Citation: He P, Xu X, Zhang H, Li G, Nie J, Yap P-T and Shen D (2018) Spatiotemporal Analysis of Developing Brain Networks. Front. Neuroinform. 12:48. doi: 10.3389/fninf.2018.00048

Received: 18 April 2018; Accepted: 10 July 2018;
Published: 31 July 2018.

Edited by:

Arjen van Ooyen, VU University Amsterdam, Netherlands

Reviewed by:

Vince D. Calhoun, University of New Mexico, United States
Budhachandra Singh Khundrakpam, McGill University, Canada

Copyright © 2018 He, Xu, Zhang, Li, Nie, Yap and Shen. This is an open-access article distributed under the terms of the Creative Commons Attribution License (CC BY). The use, distribution or reproduction in other forums is permitted, provided the original author(s) and the copyright owner(s) are credited and that the original publication in this journal is cited, in accordance with accepted academic practice. No use, distribution or reproduction is permitted which does not comply with these terms.

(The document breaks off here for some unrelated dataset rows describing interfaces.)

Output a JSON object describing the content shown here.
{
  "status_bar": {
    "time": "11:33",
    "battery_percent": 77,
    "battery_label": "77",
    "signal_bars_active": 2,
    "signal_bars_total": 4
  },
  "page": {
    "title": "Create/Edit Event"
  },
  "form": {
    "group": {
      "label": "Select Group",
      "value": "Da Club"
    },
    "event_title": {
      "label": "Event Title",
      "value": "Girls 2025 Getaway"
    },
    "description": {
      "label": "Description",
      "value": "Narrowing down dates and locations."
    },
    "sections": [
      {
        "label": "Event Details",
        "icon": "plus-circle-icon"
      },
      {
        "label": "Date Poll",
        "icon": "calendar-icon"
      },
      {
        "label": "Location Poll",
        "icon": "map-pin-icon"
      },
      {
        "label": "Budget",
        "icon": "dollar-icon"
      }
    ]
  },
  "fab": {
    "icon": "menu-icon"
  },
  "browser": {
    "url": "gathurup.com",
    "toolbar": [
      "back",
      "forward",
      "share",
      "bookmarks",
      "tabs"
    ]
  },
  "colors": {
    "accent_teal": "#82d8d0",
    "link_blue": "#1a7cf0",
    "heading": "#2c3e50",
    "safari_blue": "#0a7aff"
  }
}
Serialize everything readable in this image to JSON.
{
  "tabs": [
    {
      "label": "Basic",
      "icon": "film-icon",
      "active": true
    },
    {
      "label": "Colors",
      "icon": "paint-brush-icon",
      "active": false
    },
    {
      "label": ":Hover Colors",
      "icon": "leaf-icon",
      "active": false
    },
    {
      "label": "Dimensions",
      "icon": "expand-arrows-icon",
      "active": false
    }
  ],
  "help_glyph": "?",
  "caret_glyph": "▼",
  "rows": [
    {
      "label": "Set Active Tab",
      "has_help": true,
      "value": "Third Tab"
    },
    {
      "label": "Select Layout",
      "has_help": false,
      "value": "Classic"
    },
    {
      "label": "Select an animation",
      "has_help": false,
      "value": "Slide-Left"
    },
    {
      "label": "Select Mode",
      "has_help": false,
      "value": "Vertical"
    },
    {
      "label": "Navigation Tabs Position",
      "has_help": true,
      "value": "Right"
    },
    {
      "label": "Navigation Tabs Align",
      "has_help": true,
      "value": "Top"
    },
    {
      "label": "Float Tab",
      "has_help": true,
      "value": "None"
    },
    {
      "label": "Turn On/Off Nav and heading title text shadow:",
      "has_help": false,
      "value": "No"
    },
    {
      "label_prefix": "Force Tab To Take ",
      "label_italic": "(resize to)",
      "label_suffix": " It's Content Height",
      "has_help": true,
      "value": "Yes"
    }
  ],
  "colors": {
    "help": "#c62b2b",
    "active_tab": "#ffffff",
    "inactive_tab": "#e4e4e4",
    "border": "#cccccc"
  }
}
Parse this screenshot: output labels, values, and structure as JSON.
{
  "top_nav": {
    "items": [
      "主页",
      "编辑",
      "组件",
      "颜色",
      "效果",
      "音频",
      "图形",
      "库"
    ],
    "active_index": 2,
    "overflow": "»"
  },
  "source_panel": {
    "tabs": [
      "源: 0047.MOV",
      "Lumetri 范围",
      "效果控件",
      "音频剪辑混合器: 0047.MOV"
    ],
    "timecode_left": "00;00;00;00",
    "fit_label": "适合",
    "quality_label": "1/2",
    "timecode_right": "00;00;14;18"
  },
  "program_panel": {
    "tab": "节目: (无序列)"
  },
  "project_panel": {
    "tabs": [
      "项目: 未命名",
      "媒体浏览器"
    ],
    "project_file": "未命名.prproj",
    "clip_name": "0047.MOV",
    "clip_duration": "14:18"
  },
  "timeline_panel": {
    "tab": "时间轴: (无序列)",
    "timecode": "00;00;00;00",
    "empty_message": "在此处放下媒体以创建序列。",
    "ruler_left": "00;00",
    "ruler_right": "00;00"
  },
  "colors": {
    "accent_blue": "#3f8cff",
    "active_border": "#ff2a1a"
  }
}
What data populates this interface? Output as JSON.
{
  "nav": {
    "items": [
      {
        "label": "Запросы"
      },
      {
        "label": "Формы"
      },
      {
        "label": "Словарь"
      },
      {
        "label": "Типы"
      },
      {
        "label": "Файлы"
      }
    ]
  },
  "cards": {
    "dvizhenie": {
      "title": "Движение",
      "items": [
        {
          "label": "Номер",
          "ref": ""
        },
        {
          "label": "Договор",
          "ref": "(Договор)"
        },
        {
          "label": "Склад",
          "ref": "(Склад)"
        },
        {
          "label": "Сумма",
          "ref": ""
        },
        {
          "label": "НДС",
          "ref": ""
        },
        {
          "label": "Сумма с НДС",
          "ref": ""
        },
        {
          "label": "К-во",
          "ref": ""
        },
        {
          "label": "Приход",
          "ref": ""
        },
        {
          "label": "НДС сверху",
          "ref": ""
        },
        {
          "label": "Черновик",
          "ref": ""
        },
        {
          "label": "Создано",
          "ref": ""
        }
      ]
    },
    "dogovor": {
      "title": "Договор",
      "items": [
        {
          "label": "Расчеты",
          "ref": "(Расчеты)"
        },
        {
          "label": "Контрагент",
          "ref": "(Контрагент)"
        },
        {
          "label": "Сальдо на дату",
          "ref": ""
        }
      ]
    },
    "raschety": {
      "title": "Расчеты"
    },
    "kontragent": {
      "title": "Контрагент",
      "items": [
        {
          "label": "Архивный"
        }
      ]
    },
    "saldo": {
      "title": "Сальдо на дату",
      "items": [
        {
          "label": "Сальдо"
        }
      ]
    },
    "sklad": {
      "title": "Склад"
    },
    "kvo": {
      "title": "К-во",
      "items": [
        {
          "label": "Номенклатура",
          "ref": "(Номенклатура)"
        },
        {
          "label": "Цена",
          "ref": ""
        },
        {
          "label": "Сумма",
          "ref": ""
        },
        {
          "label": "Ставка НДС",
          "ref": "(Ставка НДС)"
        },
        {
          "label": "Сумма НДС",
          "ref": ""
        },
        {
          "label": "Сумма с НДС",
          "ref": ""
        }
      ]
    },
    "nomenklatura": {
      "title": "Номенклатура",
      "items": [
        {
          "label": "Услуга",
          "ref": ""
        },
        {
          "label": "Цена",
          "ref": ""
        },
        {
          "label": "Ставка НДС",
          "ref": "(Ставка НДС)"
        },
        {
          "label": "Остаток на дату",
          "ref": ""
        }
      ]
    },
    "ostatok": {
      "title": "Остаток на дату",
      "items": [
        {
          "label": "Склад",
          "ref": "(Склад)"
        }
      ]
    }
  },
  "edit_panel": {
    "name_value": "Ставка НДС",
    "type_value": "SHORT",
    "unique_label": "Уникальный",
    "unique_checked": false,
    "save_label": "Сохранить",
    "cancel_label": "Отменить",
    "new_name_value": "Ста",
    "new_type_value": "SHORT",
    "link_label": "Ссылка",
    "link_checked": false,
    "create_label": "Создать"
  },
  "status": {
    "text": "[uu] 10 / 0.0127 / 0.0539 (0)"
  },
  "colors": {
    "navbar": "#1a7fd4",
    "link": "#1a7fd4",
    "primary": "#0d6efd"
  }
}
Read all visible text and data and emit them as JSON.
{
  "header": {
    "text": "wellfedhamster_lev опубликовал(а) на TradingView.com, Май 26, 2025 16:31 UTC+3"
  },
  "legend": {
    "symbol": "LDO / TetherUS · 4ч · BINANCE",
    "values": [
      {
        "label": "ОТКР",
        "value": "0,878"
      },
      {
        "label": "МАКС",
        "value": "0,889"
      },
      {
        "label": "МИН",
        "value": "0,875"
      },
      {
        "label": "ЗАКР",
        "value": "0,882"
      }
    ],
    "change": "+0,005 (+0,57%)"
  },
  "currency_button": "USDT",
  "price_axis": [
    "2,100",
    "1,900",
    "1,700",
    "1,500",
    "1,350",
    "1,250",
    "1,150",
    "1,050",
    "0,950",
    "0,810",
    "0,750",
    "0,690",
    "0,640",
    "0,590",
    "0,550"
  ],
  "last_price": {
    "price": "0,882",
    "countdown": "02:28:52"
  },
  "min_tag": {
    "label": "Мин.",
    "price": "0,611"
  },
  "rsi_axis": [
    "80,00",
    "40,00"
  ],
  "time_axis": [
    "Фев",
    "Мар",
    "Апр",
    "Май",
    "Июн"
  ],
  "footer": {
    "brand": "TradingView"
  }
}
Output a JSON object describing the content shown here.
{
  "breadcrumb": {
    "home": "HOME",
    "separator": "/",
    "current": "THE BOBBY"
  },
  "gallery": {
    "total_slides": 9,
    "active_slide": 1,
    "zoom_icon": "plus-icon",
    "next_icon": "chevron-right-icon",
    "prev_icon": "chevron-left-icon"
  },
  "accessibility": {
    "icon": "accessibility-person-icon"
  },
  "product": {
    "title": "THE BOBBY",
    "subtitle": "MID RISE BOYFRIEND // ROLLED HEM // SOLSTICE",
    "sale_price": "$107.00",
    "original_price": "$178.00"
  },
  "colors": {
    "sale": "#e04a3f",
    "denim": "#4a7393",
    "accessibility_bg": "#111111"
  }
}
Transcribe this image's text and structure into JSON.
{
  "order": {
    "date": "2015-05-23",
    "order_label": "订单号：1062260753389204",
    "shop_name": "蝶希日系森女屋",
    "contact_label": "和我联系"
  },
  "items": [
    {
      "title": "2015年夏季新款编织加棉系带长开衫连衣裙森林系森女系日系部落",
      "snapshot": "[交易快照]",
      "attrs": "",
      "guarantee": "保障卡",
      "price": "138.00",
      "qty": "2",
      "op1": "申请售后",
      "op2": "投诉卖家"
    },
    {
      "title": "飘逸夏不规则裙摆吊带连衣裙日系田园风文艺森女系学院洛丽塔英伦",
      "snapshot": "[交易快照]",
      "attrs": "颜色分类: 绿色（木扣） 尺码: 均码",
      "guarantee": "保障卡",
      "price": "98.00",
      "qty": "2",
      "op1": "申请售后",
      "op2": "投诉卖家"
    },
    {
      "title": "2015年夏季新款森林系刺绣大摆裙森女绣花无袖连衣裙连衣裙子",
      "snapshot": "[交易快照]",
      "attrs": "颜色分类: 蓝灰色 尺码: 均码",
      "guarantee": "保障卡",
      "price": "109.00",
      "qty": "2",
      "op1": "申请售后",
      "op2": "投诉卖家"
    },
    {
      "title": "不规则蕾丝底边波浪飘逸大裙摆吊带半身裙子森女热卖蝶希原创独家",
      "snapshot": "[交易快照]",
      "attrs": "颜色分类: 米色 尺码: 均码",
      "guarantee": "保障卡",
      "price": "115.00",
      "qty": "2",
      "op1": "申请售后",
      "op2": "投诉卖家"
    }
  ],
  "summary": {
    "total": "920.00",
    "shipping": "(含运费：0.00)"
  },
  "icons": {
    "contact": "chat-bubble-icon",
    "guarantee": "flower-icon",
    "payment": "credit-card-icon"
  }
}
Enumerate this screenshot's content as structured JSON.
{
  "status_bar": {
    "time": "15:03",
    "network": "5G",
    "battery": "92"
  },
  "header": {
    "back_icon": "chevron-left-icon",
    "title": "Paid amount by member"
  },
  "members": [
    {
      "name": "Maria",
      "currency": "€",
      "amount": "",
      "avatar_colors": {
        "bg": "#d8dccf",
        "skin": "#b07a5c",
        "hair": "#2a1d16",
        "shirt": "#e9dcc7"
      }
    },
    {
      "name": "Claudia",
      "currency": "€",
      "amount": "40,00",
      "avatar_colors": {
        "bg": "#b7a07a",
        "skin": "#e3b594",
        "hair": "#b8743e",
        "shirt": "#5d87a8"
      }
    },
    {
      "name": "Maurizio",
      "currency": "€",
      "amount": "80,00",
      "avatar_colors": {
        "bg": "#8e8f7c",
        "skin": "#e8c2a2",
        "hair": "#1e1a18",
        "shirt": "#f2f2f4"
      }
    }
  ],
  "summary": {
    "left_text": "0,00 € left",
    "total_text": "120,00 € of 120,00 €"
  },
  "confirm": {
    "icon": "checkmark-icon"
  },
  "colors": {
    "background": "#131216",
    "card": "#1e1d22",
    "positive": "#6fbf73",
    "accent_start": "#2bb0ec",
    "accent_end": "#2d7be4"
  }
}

*Correspondence: Xiaohua Xu,
Dinggang Shen,

These authors have contributed equally to this work.